I went to see Art Spiegelman talk last night at my university. For those who don't recognize the name, Spiegelman is the author of Maus, a renowned graphic novel about his father's experience of the Holocaust which was awarded a Pulitzer Prize Special Award in 1992.

Not only is Spiegelman a talented writer and thoughtful comic artist, I was pleased to find he is also wonderfully well-spoken and entertaining as a speaker. His presentation, entitled "What the %@$*!! Happened to Comic Books?!," was fast-paced ride through the history of comics and the rise of the graphic novel in today's world. Indeed, even his manner of speech replicates the poised control of the graphic artist, who internally converts time into space in order to fill and arrange the panels properly. At least speaking for myself, I can say that Spiegelman was able to keep me absorbed in a topic I had no real interest in, as he flew through early comic history, the role of comics in newspapers, their subsequent ebb and redirection into 'comic book' form, and ending with his own place in the presently maturing graphic novel scene. He ended there relatively modestly, I would argue, for his stature both within the genre and outside of it (Time Magazine named him one of the top 100 "Most Influential" people in 2005).

I'd say I was most interested in his discussion of the aesthetics of the comic form. I was unaware of how much thought is required to lay out the page in a way that not only communicates the story in a compelling manner, but guides the reader through a sheet of paper packed to the brim with content. And negative spaces matter: with page space at a premium, an empty panel (or two, or three...) speaks volumes. Spiegelman at one point claimed, "I'm interested in what leaks outside the panels." A skilled graphic novelist will understand this. The contents on the page point to what is left unsaid - the weight behind the mere 'lines on paper.'

Art Spiegelman has recently published In the Shadow of No Towers, a graphic novel written about the events of September 11th. He has also done some brilliant and often controversial covers for The New Yorker magazine... which anyone who knows me recognizes is a personal favorite. Regardless, I would recommend reading the Maus books to start off.

01 April 2009

Huck Finn!

I've been misguided in my prior judgment of Mark Twain's Adventures of Huckleberry Finn. As my first reading of Huck Finn, the linguistic techniques used by Twain in writing this novel emerge fresh – unclouded by a previous experience with the text – and candidly influence my perception of the book’s driving forces. I’m not sure I could have wholly appreciated, as a child, the nuanced way in which Twain is able to portray the speech of such varied dialects. Reading this novel without the background of my study of the English language’s context and development, would probably have resulted in my dismissal of it as a simple adventure story. Surely a notable relic of American children’s literature and national character, but nothing more.
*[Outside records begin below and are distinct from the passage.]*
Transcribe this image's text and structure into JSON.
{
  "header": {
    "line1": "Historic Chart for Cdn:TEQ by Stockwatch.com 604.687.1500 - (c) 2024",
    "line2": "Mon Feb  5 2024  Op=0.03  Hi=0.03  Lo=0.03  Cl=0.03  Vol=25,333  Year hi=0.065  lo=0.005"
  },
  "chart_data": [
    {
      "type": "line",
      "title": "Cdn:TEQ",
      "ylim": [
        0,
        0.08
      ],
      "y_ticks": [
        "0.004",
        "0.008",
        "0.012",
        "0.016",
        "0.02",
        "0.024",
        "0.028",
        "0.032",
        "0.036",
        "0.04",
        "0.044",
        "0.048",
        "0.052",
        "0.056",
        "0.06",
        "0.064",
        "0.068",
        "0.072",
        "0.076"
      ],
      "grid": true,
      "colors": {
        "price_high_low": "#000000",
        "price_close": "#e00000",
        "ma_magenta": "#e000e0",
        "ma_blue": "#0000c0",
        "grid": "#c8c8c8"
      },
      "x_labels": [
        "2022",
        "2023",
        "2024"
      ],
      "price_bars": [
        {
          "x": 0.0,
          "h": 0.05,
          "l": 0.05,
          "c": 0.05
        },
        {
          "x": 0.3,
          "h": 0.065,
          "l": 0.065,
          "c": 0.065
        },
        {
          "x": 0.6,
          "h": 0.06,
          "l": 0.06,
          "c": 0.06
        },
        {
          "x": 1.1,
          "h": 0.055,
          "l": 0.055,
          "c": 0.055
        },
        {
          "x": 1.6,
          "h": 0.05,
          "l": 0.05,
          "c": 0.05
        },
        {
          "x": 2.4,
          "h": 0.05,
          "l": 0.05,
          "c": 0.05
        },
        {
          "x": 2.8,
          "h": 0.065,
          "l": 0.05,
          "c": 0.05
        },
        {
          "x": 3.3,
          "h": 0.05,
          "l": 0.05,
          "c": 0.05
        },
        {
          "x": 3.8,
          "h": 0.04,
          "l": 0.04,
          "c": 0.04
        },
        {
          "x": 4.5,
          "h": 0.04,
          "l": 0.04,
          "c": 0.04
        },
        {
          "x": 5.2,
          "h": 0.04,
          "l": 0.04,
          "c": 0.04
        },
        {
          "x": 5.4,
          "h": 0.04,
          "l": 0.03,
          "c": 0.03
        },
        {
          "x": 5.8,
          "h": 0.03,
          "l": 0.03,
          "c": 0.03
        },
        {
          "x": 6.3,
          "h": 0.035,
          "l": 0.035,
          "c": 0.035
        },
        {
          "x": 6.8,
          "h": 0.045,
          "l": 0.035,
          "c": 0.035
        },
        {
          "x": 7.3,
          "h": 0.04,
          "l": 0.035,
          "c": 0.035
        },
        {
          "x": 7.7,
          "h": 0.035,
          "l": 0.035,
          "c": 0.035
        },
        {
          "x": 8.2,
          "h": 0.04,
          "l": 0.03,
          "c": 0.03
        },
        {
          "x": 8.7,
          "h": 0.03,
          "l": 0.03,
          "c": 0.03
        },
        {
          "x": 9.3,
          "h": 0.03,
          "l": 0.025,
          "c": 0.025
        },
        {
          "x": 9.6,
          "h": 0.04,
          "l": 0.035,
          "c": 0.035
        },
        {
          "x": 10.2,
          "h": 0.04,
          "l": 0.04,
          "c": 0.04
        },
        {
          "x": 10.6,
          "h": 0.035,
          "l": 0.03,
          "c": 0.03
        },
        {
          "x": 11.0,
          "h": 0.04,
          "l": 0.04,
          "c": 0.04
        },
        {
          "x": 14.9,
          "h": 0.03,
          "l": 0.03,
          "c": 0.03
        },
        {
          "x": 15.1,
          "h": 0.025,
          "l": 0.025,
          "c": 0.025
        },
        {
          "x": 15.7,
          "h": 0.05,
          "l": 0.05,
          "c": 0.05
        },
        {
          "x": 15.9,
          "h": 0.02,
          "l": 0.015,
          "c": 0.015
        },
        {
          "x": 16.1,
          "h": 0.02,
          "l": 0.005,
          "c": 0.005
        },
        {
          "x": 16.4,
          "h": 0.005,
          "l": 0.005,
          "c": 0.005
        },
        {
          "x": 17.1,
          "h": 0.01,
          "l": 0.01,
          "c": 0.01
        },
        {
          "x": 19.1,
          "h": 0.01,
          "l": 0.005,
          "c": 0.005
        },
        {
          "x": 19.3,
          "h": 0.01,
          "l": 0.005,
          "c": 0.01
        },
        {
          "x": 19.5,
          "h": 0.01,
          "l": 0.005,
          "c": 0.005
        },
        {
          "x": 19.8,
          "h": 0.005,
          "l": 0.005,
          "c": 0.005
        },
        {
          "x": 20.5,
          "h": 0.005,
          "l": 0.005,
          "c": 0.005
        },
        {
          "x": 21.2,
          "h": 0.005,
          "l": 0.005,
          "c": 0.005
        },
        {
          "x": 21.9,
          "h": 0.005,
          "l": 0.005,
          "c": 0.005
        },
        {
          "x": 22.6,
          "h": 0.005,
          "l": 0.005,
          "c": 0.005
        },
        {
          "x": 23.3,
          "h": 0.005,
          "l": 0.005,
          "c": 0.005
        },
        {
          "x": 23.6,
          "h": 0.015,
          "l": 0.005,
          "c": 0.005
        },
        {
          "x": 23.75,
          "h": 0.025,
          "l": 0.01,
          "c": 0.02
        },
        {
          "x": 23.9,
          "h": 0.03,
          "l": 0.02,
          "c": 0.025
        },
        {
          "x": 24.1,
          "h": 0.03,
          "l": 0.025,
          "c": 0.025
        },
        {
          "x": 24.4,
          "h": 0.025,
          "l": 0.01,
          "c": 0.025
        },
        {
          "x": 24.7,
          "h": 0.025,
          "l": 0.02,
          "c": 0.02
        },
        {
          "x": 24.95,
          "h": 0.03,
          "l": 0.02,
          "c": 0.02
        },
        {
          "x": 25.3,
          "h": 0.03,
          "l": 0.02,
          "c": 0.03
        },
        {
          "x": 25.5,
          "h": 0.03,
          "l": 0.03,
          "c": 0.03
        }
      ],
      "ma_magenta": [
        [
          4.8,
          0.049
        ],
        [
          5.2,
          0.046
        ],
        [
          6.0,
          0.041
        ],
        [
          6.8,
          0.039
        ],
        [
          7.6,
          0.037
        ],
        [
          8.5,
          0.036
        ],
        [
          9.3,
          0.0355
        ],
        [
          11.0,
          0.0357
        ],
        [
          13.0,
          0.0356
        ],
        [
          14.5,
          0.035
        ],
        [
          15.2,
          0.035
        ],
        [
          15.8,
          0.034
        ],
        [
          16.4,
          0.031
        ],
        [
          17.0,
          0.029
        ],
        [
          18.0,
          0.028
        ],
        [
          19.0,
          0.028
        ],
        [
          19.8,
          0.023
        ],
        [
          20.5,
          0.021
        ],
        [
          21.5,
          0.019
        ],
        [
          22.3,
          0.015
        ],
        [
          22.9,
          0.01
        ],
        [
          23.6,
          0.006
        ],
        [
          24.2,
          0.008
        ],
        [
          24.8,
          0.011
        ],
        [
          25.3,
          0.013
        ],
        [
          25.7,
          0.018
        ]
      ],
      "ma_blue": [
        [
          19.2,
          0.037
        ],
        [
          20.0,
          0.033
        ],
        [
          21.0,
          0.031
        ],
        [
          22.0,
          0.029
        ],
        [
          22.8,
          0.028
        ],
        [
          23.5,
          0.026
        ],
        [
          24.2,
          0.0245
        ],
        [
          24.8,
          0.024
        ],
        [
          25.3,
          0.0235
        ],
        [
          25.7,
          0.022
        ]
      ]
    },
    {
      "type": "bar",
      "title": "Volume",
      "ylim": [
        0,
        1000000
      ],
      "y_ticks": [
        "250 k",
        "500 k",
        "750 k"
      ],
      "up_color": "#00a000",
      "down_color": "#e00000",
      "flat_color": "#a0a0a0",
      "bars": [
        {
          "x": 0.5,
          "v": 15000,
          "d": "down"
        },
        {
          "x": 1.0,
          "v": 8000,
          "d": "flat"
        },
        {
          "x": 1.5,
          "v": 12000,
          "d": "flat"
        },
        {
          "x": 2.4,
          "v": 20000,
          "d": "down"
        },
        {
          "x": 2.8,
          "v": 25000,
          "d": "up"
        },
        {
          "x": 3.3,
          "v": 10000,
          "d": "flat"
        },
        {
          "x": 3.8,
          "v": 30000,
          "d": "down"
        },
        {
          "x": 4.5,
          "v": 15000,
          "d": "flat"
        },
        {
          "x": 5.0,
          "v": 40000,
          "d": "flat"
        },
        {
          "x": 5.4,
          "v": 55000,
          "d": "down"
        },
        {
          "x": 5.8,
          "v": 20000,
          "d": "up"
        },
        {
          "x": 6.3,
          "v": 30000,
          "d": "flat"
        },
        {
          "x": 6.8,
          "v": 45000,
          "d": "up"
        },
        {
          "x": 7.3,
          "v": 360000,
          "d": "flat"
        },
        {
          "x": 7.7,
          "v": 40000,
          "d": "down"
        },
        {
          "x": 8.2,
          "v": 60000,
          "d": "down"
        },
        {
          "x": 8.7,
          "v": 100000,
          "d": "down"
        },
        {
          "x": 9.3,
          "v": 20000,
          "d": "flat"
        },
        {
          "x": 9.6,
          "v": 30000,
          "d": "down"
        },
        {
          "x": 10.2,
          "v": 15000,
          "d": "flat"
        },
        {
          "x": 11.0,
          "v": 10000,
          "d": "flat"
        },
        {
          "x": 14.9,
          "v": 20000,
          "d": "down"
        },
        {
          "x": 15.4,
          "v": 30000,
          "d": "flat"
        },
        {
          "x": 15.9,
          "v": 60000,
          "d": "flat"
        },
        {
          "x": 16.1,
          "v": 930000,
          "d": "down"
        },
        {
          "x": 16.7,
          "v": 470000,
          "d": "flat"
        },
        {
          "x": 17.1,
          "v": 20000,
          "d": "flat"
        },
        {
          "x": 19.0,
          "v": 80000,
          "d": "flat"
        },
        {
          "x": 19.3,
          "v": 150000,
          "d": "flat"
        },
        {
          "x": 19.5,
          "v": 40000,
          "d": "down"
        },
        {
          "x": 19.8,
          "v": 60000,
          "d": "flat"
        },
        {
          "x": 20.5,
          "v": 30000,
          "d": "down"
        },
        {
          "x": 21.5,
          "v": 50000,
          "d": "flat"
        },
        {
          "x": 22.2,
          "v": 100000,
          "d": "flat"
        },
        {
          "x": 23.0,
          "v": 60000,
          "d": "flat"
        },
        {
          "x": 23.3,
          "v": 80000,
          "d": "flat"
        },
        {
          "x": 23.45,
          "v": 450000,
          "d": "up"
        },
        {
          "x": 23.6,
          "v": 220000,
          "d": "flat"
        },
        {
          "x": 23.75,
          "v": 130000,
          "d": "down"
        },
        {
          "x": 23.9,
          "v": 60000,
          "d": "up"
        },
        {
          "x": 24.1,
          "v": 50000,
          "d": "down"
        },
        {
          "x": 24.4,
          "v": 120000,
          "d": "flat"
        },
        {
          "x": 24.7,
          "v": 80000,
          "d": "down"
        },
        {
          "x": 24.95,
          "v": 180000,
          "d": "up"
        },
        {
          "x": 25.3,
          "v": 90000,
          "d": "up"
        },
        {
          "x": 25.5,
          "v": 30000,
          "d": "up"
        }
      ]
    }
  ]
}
Of course, that impression would be proved insufficient to judge the true merit of Huckleberry Finn. Twain’s linguistic skills are of a very high caliber, shown through his ability to methodically depict a number of American dialects in this text. The vernacular speech leaps from the pages - it's fascinating to hear it do so - and crumbles the years past between my childhood (the one without Huck) and my... post-childhood (the one discovering Huck's charms). Huck Finn is delightful because he is pure and simple in a novel that may not be quite so simple. I caught myself laughing out loud several times towards the end of the book.

And besides, who can resist Twain’s “Notice” preceding the body of the text? “Persons attempting to find a motive in this narrative will be prosecuted; persons attempting to find a moral in it will be banished; persons attempting to find a plot in it will be shot…”